The Audubon Society engages in an annual Christmas Bird Count (CBC) throughout the country centered on Audubon's Important Bird Areas. These counts have been going on since 1900, when Frank Chapman, an early officer in the newly formed Audubon Society proposed a census to be repeated at the same time each year. Previously the count was referred to as the Christmas "side hunt", where all participants would choose sides, then go afield to try to amass the largest pile of animals in order to win the competition. Luckily, this tradition was changed to simply counting the birds and has now been going on for 113 years.
2020-21 marks the 121st year of the nation's longest-running community science bird project. Due to COVID-19 restrictions, this year's Christmas Bird Counts will be held differently to protect our community.
***COVID-19 Christmas Bird Count Rules***
1. We will forgo the pre & post count meetings, and instead we will be meeting virtually via ZOOM to compile results. If you are interested in joining one (or all) of the counts, please contact the count circle leader for that section to receive instructions and count packets. The contact information for each circle is as follows: Dec. 15-Sierra Valley: Colin Dillingham (email@example.com) Dec. 17-Lake Almanor: Ryan Burnett (firstname.lastname@example.org) Dec. 19-American Valley: Darrel Jury (email@example.com)
2. Masks and/or social distancing required at all times.
3. Carpooling may only occur in existing familiar or social "pod" groups. If you have any questions regarding participation in any of these counts, please contact us.
Methods: Participants follow a specified route contained within a 15 mile diameter circle, centered on a key area. Birders count all birds they see and hear, not just compiling a species list but a census of all birds detected. Each CBC is done in one full day between December 15th and January 5th. Christmas bird counts enable biologists to monitor trends in distribution and diversity across the United States.

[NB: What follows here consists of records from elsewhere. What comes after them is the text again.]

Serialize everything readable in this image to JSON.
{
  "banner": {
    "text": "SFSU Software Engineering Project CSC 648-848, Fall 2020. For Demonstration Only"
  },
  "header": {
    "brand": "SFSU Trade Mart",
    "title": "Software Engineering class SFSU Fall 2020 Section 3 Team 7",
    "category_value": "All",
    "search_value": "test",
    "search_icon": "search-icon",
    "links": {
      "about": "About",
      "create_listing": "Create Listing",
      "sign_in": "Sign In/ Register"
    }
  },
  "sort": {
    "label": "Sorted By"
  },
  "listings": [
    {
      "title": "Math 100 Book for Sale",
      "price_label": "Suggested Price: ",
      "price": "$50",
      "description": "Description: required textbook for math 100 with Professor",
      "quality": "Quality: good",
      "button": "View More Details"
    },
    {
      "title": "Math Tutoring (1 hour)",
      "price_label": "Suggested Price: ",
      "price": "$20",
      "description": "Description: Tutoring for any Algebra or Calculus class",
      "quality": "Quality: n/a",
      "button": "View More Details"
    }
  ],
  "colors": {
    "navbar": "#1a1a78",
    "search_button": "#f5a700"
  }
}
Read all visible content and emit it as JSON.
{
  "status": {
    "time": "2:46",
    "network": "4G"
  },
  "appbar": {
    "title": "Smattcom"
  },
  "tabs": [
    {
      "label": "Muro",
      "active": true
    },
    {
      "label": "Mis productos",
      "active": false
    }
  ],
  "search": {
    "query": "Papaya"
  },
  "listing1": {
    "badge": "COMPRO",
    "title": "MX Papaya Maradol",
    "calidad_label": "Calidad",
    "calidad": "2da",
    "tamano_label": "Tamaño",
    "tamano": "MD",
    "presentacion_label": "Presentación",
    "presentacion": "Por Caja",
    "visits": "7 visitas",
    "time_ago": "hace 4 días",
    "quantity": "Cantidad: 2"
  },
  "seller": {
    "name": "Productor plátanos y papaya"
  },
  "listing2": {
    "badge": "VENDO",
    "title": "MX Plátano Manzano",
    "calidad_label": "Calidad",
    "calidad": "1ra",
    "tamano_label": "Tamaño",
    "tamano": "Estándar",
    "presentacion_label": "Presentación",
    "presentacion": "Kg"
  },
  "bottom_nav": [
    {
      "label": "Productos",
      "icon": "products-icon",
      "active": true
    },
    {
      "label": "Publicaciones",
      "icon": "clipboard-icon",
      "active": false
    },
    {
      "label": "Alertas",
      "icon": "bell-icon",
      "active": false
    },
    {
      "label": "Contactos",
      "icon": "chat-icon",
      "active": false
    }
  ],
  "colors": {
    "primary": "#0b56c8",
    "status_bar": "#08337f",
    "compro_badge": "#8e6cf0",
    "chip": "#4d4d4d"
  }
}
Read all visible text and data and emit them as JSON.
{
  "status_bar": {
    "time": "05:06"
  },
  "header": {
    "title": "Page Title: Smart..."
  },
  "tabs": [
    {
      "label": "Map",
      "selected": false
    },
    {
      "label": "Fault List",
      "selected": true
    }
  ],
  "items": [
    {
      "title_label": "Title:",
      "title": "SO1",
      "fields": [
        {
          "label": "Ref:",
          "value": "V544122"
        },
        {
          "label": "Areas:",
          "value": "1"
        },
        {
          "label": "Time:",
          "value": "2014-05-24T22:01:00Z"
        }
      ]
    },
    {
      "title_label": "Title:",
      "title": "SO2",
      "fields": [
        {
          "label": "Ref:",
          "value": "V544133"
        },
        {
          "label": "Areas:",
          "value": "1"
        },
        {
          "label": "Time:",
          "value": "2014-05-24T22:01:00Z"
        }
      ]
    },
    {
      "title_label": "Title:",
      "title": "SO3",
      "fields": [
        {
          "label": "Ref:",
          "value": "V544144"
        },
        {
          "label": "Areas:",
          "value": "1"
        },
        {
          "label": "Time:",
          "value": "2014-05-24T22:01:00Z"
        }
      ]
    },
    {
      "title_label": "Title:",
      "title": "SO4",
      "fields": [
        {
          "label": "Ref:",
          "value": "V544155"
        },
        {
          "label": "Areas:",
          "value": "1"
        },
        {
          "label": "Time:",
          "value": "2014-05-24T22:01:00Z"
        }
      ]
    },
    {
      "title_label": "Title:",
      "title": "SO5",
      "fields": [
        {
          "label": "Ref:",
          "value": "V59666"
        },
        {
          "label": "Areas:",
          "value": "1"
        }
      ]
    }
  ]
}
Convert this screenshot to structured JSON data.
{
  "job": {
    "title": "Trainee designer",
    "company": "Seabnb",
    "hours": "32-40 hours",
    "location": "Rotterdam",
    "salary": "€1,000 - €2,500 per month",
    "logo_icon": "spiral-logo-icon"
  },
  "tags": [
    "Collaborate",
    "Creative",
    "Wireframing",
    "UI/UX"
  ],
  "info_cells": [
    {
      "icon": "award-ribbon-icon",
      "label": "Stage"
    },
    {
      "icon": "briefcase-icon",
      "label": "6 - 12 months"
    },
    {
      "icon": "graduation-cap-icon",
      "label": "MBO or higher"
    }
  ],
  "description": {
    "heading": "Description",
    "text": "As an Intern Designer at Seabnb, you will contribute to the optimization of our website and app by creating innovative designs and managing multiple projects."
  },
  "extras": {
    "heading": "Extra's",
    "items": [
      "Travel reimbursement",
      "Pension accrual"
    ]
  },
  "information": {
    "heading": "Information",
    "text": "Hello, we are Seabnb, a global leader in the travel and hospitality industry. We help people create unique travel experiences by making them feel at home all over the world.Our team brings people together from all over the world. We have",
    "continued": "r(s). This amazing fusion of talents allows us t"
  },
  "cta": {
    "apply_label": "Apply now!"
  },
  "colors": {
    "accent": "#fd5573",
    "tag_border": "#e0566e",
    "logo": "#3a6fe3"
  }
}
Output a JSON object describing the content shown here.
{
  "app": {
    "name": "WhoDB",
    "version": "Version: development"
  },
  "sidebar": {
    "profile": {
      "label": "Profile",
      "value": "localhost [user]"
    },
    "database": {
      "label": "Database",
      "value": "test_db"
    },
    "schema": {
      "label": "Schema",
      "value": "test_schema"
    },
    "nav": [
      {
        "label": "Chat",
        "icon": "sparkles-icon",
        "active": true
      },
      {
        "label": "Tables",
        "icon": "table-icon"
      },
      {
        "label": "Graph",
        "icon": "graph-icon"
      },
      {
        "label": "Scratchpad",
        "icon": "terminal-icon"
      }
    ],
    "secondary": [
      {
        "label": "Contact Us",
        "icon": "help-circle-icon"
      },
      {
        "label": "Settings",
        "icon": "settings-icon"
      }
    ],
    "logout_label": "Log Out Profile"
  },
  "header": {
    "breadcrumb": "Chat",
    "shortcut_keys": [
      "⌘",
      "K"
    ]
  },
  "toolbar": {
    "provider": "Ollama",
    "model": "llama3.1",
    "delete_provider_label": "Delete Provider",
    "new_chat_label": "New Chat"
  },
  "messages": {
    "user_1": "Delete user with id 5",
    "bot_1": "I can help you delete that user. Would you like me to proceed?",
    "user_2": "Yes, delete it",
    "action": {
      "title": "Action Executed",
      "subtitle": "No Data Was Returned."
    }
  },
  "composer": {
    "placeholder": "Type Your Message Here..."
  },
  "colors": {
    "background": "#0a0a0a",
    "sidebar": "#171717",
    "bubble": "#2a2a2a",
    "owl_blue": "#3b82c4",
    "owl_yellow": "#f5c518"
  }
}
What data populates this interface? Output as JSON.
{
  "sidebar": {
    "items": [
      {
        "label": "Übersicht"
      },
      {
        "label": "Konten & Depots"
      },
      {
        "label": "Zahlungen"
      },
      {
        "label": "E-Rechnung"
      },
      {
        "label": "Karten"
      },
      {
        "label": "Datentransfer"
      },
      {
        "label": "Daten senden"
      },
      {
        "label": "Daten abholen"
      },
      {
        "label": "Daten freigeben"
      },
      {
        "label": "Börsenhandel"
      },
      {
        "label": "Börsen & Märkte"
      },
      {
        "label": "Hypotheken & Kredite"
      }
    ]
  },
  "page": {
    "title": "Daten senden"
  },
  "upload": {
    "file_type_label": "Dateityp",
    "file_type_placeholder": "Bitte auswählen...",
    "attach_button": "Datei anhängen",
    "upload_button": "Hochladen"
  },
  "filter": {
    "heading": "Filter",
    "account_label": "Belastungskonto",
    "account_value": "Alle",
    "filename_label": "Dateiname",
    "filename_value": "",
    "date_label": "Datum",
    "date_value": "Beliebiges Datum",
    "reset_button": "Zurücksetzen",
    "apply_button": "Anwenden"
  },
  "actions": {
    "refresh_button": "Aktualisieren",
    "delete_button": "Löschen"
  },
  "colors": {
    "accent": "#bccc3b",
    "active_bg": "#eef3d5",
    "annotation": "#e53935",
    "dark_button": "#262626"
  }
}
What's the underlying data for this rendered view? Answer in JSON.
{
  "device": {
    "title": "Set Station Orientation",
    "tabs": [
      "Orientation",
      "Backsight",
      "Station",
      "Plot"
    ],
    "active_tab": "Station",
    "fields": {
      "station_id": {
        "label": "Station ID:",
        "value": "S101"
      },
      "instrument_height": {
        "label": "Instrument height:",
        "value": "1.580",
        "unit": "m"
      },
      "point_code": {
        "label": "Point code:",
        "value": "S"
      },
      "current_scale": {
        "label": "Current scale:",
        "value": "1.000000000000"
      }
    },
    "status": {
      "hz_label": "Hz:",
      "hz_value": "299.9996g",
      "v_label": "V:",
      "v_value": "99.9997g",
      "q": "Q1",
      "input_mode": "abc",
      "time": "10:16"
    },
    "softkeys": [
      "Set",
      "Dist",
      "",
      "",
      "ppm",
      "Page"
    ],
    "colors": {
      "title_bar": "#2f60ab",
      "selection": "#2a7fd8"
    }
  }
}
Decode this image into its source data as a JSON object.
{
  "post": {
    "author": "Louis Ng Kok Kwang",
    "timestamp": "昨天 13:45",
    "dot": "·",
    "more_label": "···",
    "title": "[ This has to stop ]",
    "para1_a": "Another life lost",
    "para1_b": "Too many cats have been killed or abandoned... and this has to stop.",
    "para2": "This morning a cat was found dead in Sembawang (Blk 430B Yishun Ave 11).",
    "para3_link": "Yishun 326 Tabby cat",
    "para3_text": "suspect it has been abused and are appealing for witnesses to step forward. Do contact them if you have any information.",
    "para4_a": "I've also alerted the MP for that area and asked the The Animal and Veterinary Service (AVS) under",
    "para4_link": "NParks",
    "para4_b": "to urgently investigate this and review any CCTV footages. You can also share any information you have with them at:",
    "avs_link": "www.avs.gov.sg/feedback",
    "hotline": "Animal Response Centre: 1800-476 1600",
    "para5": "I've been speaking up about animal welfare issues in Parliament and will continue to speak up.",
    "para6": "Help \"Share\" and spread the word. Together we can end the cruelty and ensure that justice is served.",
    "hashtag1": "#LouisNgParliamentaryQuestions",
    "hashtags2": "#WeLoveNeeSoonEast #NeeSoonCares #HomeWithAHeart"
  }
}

Results: The CBC is one of America's longest running citizen science data sets. Plumas Audubon has recently compiled and analyzed data for the last 10 years of local Christmas Bird Count events. Our goal is to observe trends in species diversity in order to gain a greater understanding of patterns related to changes in this diversity for future conservation efforts. Below are links to locality-specific trends in species diversity and raw data spanning a ten-year time frame from 2010-2019.
The mission of Plumas Audubon is to promote understanding, appreciation, and protection of the biodiversity of the Feather River Region, especially birds, through education, research, and the restoration and conservation of natural ecosystems.